I caught my friend Danielle just before she moved to snag these pics of her kitchen.  She first painted the cabinets red and then decide to paint them black.  That worked out great when distressing them.  The red shows through perfectly.  And her red bead board looks great with the black cabinets.

Here is a good pic to show the distressing.

This is a real fun idea.  I did this to my kitchen too, but I put in plexi glass.  The chicken wire is very cute!  If you have a recessed panel door and it is pretty thin chinky wood you can cut out the panel and add something else.  This makes for a fun decorative door.  

Here is another fun detail of the black.  I really do love how Danielle's kitchen looks, but I will tell you why I painted my island from the black to green.  Believe it or not, black is hard to keep clean.  It is not forgiving of dust and water spots like lighter colors are.  I felt like it was always dirty and frankly I am not the kind of person who wipes down my cabinets daily.  So if you are considering painting your cabinets black keep that in mind.

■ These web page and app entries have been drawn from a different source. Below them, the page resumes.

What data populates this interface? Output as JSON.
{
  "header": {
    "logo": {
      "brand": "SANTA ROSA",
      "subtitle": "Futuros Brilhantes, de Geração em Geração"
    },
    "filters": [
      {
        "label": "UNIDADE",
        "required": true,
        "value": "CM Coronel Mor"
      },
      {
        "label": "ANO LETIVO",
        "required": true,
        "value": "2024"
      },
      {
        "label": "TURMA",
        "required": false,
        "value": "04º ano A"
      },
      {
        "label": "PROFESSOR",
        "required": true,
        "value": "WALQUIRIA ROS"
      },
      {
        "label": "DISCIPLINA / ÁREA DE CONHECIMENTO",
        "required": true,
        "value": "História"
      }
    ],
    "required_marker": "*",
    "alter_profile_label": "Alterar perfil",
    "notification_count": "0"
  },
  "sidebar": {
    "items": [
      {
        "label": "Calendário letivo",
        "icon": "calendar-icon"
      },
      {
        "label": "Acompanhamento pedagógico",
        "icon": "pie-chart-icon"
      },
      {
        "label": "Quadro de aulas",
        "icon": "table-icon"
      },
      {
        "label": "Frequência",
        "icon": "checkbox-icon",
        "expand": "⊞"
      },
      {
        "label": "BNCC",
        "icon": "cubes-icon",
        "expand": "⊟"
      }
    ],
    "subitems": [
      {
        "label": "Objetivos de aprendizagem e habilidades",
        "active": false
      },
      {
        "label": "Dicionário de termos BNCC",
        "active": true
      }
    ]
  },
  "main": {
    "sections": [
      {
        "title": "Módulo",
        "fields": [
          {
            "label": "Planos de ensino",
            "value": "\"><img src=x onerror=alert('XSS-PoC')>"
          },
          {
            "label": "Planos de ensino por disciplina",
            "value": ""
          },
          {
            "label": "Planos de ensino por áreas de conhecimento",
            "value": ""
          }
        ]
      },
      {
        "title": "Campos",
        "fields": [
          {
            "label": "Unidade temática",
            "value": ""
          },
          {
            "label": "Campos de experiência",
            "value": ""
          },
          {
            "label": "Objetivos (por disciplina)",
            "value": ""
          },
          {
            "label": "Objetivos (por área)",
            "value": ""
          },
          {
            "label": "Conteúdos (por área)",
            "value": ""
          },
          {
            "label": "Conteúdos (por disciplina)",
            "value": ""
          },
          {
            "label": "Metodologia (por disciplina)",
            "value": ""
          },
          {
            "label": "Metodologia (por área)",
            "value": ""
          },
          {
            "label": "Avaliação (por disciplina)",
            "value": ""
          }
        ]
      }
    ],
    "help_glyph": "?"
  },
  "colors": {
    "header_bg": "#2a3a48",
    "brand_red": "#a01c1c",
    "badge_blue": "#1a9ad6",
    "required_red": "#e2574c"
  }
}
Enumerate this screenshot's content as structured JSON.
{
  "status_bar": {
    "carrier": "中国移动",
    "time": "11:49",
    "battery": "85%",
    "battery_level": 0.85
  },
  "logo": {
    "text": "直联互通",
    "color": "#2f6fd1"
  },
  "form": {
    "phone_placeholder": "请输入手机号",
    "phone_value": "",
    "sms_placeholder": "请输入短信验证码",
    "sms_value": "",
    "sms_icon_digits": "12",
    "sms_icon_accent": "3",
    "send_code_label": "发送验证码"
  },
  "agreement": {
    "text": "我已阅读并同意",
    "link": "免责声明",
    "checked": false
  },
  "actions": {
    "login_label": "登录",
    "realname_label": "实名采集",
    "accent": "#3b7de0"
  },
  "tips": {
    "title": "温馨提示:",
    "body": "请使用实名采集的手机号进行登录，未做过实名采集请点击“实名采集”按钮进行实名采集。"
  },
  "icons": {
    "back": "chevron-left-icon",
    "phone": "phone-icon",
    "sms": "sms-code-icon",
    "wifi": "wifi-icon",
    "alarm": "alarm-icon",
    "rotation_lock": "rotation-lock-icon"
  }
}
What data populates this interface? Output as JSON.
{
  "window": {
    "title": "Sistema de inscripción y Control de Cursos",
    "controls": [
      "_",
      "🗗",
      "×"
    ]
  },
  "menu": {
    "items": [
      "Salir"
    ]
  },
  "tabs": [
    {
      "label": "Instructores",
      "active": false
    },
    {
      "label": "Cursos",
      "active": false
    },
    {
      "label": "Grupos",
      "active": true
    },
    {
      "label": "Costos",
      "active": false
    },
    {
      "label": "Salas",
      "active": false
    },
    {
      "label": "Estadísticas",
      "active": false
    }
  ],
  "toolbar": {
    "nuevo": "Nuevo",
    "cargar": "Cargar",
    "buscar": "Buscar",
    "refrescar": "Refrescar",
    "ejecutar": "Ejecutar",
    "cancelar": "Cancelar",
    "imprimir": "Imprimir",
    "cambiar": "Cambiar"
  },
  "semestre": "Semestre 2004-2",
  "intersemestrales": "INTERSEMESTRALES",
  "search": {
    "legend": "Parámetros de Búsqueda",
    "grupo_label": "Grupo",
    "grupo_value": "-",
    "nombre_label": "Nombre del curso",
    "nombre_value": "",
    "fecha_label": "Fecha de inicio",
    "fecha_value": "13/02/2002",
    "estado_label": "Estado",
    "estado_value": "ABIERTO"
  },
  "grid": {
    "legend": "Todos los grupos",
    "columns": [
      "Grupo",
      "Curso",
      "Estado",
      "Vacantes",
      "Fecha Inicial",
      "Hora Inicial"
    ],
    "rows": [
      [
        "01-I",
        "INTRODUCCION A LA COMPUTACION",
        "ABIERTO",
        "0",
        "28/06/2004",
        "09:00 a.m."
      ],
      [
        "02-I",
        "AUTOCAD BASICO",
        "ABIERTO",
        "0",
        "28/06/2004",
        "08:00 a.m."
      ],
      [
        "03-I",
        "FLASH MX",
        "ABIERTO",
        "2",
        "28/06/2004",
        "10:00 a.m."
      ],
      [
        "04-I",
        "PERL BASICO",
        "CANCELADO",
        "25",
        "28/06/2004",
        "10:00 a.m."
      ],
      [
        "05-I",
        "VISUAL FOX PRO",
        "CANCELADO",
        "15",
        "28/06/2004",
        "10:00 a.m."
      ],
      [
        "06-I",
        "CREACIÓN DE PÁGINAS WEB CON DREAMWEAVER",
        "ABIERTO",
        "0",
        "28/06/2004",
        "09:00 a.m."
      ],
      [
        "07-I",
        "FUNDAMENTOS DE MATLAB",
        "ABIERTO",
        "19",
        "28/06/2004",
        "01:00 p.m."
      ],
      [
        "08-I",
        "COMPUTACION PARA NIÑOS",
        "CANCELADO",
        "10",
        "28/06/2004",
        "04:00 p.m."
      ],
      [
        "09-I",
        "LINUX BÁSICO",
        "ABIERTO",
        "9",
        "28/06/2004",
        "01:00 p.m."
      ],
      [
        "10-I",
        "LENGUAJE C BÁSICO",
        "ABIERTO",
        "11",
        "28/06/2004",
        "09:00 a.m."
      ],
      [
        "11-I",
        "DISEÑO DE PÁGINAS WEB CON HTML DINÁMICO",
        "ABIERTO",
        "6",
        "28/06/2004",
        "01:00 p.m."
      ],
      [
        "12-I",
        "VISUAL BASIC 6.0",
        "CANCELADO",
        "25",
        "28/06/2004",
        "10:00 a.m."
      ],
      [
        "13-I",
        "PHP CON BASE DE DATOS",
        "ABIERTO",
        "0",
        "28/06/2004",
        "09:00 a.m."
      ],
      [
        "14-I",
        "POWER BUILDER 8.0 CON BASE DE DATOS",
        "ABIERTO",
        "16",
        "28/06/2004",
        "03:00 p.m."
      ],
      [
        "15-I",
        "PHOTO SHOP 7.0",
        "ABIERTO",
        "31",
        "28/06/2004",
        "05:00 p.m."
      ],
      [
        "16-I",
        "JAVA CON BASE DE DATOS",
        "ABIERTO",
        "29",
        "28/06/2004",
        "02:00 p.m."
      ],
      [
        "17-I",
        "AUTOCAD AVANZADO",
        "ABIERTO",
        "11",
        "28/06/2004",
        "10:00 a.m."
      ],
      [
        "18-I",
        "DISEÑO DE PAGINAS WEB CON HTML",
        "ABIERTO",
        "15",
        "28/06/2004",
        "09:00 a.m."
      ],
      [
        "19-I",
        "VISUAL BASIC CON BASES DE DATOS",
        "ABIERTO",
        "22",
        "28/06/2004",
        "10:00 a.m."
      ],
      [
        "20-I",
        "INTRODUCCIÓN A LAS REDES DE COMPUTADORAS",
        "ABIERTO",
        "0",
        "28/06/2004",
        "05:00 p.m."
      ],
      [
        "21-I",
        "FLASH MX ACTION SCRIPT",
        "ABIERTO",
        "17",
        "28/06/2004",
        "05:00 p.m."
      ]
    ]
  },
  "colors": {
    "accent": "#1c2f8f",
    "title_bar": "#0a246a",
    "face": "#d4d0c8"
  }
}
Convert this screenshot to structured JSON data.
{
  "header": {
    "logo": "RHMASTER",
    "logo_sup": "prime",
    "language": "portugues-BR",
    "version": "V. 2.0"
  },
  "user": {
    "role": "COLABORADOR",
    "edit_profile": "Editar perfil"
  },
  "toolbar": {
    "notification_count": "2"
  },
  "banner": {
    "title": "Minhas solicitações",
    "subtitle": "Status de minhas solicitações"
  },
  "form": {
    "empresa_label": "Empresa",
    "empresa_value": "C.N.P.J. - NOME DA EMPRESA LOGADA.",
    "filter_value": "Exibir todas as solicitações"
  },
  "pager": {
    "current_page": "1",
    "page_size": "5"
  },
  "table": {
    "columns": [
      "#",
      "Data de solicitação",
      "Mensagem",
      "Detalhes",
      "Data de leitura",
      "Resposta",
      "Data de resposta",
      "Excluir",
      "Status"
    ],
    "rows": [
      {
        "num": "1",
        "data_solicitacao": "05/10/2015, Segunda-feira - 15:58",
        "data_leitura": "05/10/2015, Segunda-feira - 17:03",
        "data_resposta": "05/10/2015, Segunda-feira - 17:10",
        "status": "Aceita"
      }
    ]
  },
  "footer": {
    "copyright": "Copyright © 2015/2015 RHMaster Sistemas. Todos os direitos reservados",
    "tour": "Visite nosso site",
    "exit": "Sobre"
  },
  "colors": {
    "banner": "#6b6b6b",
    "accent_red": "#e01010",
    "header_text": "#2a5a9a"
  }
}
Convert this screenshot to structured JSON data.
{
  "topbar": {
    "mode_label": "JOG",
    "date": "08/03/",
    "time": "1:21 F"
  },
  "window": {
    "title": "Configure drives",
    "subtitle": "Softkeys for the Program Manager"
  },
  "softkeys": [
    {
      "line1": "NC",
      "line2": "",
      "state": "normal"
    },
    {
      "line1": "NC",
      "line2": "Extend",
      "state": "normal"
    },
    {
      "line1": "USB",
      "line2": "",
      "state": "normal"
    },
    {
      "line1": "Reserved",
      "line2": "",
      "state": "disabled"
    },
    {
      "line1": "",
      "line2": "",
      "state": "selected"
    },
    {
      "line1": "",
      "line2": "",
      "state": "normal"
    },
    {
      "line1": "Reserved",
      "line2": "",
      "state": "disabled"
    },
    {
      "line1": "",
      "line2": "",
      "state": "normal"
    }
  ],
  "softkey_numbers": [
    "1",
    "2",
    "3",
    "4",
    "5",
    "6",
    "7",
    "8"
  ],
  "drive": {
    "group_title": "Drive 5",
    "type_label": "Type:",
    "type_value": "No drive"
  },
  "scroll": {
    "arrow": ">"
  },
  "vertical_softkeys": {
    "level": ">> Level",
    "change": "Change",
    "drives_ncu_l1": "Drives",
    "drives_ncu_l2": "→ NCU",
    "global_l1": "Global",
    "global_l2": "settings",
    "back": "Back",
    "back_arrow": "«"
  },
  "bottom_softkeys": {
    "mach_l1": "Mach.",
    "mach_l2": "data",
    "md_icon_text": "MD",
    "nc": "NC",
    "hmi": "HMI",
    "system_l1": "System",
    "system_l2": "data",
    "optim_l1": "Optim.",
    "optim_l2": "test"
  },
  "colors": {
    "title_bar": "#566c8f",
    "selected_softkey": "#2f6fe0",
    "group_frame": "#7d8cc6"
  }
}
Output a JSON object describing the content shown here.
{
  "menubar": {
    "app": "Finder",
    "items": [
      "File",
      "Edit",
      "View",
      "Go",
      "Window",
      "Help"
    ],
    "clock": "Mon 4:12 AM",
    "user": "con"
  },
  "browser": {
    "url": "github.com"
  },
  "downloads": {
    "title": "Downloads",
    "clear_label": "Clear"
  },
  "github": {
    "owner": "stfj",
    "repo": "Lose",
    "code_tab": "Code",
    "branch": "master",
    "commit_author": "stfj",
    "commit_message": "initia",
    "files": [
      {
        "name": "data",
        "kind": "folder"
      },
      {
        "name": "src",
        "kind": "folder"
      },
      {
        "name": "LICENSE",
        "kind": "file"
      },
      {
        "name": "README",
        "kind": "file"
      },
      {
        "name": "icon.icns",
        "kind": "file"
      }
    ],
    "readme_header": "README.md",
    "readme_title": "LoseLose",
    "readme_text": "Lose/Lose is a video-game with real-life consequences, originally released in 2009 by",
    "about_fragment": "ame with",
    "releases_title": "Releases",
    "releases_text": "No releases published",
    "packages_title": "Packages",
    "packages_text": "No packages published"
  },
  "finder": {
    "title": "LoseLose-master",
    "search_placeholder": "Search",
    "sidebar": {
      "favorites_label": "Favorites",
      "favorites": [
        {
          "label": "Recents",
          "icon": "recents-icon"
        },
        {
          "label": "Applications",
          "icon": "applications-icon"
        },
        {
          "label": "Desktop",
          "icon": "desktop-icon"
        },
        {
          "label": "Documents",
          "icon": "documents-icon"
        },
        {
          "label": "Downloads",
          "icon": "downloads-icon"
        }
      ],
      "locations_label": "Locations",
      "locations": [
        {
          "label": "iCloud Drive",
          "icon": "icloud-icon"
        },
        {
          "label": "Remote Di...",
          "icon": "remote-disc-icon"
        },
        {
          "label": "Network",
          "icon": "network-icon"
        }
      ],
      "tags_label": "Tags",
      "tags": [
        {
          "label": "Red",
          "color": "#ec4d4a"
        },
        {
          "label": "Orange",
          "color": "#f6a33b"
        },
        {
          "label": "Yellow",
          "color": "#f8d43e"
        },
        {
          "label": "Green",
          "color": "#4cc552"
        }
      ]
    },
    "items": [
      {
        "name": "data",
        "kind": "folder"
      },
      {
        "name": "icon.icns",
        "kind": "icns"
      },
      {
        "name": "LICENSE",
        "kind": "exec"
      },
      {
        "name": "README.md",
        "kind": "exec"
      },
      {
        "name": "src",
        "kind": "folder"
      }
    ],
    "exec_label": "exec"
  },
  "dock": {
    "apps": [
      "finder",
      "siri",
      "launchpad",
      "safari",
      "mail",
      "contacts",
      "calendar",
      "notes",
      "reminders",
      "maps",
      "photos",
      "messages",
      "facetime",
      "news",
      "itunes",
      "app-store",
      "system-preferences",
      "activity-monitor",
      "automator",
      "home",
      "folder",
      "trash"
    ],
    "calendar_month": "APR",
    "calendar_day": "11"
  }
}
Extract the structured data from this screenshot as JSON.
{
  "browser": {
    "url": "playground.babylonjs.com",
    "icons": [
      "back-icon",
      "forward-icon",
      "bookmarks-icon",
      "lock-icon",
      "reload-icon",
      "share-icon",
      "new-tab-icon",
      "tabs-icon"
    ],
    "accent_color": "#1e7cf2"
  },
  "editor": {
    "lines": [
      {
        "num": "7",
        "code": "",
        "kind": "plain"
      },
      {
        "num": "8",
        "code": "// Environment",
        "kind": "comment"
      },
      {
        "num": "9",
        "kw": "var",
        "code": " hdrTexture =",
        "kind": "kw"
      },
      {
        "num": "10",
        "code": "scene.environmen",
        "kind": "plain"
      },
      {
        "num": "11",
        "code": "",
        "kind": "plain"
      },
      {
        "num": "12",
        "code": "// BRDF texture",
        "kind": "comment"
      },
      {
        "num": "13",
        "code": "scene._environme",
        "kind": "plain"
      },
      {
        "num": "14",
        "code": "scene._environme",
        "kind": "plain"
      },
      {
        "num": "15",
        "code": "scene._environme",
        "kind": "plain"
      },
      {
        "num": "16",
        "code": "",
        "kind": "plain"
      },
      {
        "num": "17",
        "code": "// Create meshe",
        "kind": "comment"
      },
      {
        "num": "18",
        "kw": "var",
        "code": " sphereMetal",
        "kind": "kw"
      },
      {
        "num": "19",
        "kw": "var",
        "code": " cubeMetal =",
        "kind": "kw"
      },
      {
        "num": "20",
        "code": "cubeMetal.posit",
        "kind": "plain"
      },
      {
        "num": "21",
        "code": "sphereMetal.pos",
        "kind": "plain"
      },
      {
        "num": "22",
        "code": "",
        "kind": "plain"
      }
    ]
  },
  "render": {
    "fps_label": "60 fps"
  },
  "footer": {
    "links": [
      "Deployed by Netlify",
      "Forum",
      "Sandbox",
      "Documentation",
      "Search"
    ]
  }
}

This is a little bit easier way to give your cabinets some pizazz!  Kim did her cabinets by painting chalkboard paint on the recessed part of her cabinet.  It looks really fun and can be versatile.
So good luck on this and hopefully this inexpensive fix can give you the kitchen you want.  And if you every want to send me some before and after pics of your kitchen I would love to share them on this post.  Happy Painting!